__PROBLEM TO WORK ON__
Your answer must be a word-for-word copy of the listing below, minus its pictures.

────────────────────────────────────────

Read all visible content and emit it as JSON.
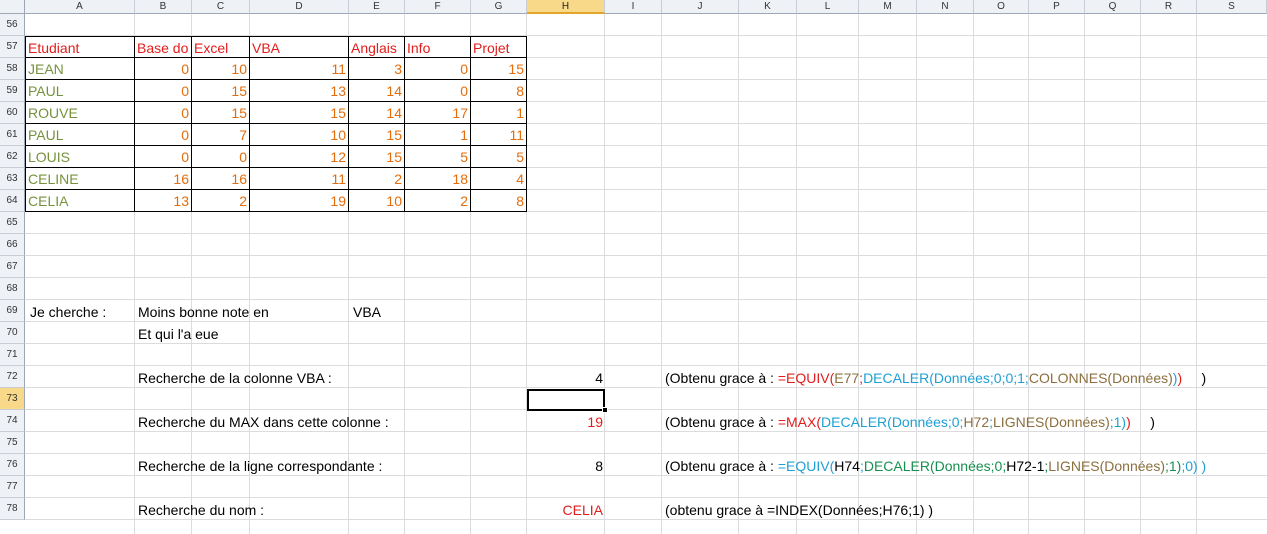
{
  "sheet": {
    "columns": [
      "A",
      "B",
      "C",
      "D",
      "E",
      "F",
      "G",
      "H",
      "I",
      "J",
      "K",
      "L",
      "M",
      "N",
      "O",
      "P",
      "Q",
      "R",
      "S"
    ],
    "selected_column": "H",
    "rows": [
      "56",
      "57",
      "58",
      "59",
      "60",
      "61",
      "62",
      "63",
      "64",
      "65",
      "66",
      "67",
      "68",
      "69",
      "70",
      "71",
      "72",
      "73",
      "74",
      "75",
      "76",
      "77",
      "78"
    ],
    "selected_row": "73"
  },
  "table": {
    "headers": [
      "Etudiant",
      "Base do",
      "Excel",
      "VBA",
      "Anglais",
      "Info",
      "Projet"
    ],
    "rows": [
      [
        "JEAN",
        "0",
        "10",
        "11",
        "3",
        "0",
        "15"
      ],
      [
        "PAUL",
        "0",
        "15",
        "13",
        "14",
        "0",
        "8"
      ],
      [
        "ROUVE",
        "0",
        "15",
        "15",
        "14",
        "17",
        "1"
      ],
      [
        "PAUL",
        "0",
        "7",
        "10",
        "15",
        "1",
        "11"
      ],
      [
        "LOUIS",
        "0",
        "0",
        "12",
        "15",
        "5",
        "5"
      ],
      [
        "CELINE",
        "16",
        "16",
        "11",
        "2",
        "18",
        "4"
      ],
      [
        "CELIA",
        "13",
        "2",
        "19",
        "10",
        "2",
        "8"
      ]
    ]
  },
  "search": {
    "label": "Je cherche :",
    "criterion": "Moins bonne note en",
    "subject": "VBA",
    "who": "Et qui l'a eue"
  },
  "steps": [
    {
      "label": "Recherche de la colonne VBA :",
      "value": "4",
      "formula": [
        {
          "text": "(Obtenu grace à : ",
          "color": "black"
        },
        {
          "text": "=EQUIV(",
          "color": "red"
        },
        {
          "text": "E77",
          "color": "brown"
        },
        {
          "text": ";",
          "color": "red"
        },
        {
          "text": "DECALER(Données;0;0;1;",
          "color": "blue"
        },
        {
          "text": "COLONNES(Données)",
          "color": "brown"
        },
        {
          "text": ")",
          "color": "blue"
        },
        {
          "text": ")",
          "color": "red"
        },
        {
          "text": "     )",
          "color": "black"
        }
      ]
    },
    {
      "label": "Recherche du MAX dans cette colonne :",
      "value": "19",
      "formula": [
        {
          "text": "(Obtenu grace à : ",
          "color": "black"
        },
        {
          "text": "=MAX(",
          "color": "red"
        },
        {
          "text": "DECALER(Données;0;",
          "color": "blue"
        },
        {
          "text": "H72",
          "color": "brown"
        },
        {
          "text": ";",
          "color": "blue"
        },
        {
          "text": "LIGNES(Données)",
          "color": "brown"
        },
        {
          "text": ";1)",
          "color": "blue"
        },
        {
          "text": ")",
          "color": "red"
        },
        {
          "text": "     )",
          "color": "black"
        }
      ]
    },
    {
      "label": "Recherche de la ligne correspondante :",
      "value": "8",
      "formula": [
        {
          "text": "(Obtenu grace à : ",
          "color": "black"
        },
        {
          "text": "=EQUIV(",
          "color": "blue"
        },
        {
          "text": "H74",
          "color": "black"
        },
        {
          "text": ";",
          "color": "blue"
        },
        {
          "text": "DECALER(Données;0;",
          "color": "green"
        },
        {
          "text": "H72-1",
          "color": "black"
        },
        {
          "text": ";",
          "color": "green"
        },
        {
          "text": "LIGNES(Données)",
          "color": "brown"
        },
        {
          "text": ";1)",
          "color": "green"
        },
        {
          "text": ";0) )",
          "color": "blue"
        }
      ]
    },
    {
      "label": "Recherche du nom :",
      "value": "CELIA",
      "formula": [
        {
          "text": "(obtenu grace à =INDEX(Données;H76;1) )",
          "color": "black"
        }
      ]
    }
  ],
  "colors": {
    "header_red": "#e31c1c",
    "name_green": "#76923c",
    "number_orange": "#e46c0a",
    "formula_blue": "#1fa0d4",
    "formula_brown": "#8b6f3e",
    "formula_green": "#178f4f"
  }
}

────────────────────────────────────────

__WRITTEN SOLUTION__
Read all visible content and emit it as JSON.
{
  "sheet": {
    "columns": [
      "A",
      "B",
      "C",
      "D",
      "E",
      "F",
      "G",
      "H",
      "I",
      "J",
      "K",
      "L",
      "M",
      "N",
      "O",
      "P",
      "Q",
      "R",
      "S"
    ],
    "selected_column": "H",
    "rows": [
      "56",
      "57",
      "58",
      "59",
      "60",
      "61",
      "62",
      "63",
      "64",
      "65",
      "66",
      "67",
      "68",
      "69",
      "70",
      "71",
      "72",
      "73",
      "74",
      "75",
      "76",
      "77",
      "78"
    ],
    "selected_row": "73"
  },
  "table": {
    "headers": [
      "Etudiant",
      "Base do",
      "Excel",
      "VBA",
      "Anglais",
      "Info",
      "Projet"
    ],
    "rows": [
      [
        "JEAN",
        "0",
        "10",
        "11",
        "3",
        "0",
        "15"
      ],
      [
        "PAUL",
        "0",
        "15",
        "13",
        "14",
        "0",
        "8"
      ],
      [
        "ROUVE",
        "0",
        "15",
        "15",
        "14",
        "17",
        "1"
      ],
      [
        "PAUL",
        "0",
        "7",
        "10",
        "15",
        "1",
        "11"
      ],
      [
        "LOUIS",
        "0",
        "0",
        "12",
        "15",
        "5",
        "5"
      ],
      [
        "CELINE",
        "16",
        "16",
        "11",
        "2",
        "18",
        "4"
      ],
      [
        "CELIA",
        "13",
        "2",
        "19",
        "10",
        "2",
        "8"
      ]
    ]
  },
  "search": {
    "label": "Je cherche :",
    "criterion": "Moins bonne note en",
    "subject": "VBA",
    "who": "Et qui l'a eue"
  },
  "steps": [
    {
      "label": "Recherche de la colonne VBA :",
      "value": "4",
      "formula": [
        {
          "text": "(Obtenu grace à : ",
          "color": "black"
        },
        {
          "text": "=EQUIV(",
          "color": "red"
        },
        {
          "text": "E77",
          "color": "brown"
        },
        {
          "text": ";",
          "color": "red"
        },
        {
          "text": "DECALER(Données;0;0;1;",
          "color": "blue"
        },
        {
          "text": "COLONNES(Données)",
          "color": "brown"
        },
        {
          "text": ")",
          "color": "blue"
        },
        {
          "text": ")",
          "color": "red"
        },
        {
          "text": "     )",
          "color": "black"
        }
      ]
    },
    {
      "label": "Recherche du MAX dans cette colonne :",
      "value": "19",
      "formula": [
        {
          "text": "(Obtenu grace à : ",
          "color": "black"
        },
        {
          "text": "=MAX(",
          "color": "red"
        },
        {
          "text": "DECALER(Données;0;",
          "color": "blue"
        },
        {
          "text": "H72",
          "color": "brown"
        },
        {
          "text": ";",
          "color": "blue"
        },
        {
          "text": "LIGNES(Données)",
          "color": "brown"
        },
        {
          "text": ";1)",
          "color": "blue"
        },
        {
          "text": ")",
          "color": "red"
        },
        {
          "text": "     )",
          "color": "black"
        }
      ]
    },
    {
      "label": "Recherche de la ligne correspondante :",
      "value": "8",
      "formula": [
        {
          "text": "(Obtenu grace à : ",
          "color": "black"
        },
        {
          "text": "=EQUIV(",
          "color": "blue"
        },
        {
          "text": "H74",
          "color": "black"
        },
        {
          "text": ";",
          "color": "blue"
        },
        {
          "text": "DECALER(Données;0;",
          "color": "green"
        },
        {
          "text": "H72-1",
          "color": "black"
        },
        {
          "text": ";",
          "color": "green"
        },
        {
          "text": "LIGNES(Données)",
          "color": "brown"
        },
        {
          "text": ";1)",
          "color": "green"
        },
        {
          "text": ";0) )",
          "color": "blue"
        }
      ]
    },
    {
      "label": "Recherche du nom :",
      "value": "CELIA",
      "formula": [
        {
          "text": "(obtenu grace à =INDEX(Données;H76;1) )",
          "color": "black"
        }
      ]
    }
  ],
  "colors": {
    "header_red": "#e31c1c",
    "name_green": "#76923c",
    "number_orange": "#e46c0a",
    "formula_blue": "#1fa0d4",
    "formula_brown": "#8b6f3e",
    "formula_green": "#178f4f"
  }
}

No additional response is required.